Dataset items:
____________
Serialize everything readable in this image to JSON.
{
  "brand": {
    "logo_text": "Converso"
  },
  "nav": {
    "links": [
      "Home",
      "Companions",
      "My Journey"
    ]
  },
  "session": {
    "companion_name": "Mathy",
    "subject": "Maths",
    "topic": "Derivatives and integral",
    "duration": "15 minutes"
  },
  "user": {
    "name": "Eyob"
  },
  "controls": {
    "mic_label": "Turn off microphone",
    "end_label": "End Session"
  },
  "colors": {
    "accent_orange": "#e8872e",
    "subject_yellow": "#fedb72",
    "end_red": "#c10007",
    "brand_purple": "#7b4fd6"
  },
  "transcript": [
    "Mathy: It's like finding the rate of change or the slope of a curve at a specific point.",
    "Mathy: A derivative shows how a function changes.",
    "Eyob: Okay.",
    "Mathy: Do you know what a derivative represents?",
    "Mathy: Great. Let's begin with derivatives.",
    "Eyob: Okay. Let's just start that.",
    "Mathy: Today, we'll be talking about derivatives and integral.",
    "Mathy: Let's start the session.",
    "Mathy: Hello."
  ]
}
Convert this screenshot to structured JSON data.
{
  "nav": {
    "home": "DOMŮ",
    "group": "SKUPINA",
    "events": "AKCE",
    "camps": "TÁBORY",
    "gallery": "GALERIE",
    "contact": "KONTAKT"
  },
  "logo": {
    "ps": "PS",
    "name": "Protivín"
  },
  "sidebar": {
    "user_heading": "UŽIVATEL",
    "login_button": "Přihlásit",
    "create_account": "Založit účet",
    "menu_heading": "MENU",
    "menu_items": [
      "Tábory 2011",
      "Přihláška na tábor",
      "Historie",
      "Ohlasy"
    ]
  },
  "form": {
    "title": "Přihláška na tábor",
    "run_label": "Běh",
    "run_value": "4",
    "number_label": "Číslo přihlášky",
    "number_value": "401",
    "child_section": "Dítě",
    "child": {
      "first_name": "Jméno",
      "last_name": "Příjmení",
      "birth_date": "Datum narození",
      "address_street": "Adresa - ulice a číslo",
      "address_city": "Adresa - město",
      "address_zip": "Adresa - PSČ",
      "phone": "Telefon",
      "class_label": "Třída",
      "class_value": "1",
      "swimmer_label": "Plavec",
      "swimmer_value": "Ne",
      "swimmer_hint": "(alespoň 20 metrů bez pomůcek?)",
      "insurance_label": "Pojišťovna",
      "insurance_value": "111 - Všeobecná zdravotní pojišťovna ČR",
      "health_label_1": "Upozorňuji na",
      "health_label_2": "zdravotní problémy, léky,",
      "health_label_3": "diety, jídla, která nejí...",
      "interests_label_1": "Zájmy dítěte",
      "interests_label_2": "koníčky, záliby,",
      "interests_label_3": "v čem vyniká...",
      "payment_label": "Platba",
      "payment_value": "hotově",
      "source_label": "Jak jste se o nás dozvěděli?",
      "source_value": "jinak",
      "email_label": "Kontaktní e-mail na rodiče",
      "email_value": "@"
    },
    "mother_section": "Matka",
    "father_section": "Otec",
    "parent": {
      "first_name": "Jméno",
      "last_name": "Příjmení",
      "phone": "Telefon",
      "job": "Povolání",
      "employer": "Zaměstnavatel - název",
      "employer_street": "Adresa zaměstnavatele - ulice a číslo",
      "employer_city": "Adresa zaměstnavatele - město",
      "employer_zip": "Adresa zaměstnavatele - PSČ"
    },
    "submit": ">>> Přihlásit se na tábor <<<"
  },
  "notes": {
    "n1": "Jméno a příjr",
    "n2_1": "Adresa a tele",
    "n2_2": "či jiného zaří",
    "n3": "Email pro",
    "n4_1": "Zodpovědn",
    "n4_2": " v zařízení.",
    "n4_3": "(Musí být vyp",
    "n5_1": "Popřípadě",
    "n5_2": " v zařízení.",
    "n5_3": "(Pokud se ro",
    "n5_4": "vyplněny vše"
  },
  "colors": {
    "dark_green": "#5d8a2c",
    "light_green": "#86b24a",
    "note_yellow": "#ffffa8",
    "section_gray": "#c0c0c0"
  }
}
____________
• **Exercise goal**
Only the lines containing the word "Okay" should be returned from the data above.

• **Written response**
    "Eyob: Okay.",
    "Eyob: Okay. Let's just start that.",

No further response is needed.